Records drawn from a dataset
-----

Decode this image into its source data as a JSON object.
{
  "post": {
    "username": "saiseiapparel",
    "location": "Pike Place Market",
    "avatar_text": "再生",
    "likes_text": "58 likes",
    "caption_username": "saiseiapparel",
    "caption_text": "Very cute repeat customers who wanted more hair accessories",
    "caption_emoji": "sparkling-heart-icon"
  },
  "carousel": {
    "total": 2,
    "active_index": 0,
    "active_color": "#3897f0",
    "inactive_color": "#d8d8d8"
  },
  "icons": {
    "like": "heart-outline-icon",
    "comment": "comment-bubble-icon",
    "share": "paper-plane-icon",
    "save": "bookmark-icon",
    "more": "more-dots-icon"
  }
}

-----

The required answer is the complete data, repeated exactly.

Decode this image into its source data as a JSON object.
{
  "post": {
    "username": "saiseiapparel",
    "location": "Pike Place Market",
    "avatar_text": "再生",
    "likes_text": "58 likes",
    "caption_username": "saiseiapparel",
    "caption_text": "Very cute repeat customers who wanted more hair accessories",
    "caption_emoji": "sparkling-heart-icon"
  },
  "carousel": {
    "total": 2,
    "active_index": 0,
    "active_color": "#3897f0",
    "inactive_color": "#d8d8d8"
  },
  "icons": {
    "like": "heart-outline-icon",
    "comment": "comment-bubble-icon",
    "share": "paper-plane-icon",
    "save": "bookmark-icon",
    "more": "more-dots-icon"
  }
}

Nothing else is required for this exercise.